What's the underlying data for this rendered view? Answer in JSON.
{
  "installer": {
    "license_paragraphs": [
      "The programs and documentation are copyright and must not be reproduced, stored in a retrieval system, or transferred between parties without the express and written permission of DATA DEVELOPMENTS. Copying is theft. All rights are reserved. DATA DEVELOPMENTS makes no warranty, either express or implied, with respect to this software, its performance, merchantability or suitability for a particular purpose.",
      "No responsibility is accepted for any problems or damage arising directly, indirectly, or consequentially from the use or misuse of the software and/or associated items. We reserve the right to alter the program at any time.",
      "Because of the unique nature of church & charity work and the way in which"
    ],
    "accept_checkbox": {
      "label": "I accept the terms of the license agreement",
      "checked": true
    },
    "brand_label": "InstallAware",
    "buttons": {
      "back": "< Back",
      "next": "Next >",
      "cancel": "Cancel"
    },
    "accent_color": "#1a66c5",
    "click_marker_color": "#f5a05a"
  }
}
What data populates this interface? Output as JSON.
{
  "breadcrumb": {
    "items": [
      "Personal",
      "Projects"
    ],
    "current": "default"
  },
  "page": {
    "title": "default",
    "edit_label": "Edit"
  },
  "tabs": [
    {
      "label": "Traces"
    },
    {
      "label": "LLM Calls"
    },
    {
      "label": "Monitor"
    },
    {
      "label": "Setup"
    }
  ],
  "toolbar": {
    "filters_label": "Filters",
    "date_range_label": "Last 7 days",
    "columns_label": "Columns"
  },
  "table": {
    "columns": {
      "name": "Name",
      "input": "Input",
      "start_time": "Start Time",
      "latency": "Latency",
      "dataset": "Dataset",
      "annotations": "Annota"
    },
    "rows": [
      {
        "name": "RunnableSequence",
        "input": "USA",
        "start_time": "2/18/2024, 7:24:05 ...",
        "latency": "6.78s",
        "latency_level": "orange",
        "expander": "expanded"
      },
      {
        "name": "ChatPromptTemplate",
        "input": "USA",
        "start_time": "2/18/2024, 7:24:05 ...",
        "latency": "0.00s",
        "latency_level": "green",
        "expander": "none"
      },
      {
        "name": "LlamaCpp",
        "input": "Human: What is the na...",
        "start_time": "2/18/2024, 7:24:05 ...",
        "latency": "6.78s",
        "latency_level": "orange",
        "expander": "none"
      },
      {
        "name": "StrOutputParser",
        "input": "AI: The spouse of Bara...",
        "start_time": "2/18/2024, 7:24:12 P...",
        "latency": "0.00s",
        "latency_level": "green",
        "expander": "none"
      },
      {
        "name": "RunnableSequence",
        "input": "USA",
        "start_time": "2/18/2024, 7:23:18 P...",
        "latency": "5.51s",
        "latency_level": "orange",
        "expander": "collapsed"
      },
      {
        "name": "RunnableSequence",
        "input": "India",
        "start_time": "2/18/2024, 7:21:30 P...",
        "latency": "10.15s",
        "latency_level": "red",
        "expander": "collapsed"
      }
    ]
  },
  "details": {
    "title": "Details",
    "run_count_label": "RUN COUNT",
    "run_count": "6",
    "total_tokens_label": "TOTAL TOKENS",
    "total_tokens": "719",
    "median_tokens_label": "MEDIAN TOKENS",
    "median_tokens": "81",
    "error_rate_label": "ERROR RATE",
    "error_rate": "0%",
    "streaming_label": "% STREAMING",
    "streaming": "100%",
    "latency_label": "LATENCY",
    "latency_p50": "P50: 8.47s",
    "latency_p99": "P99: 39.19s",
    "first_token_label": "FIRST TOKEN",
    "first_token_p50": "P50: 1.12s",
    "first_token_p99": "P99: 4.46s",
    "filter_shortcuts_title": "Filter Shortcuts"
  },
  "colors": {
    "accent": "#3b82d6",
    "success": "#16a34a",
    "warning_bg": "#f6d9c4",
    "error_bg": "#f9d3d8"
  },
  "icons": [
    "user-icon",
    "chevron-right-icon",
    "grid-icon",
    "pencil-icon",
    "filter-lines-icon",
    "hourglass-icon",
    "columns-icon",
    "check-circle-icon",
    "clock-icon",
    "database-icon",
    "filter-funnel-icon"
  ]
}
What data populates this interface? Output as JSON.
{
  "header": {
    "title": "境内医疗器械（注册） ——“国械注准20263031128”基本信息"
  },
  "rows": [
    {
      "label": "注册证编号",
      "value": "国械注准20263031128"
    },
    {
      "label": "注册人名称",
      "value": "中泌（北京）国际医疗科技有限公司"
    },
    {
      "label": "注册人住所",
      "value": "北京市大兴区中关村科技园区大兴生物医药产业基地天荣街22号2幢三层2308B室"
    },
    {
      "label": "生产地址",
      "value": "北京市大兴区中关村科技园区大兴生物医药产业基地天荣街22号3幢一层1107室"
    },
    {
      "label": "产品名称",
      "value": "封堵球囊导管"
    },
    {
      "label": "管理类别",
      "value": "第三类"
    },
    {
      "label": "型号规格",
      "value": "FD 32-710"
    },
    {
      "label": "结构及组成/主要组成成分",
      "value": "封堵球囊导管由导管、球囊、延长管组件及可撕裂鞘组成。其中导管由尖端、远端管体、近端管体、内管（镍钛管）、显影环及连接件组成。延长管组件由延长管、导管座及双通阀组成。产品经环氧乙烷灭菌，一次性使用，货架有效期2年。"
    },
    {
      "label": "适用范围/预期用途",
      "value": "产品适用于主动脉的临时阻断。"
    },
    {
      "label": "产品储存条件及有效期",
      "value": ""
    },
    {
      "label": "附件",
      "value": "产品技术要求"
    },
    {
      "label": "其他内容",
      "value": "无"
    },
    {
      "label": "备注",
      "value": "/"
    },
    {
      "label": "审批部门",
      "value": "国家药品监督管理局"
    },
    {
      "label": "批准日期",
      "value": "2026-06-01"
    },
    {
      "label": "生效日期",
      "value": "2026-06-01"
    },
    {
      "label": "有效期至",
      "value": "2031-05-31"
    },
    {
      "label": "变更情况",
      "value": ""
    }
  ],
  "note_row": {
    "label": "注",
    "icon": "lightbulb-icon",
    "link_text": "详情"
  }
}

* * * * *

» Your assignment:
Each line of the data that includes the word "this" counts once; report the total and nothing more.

» Answer area:
4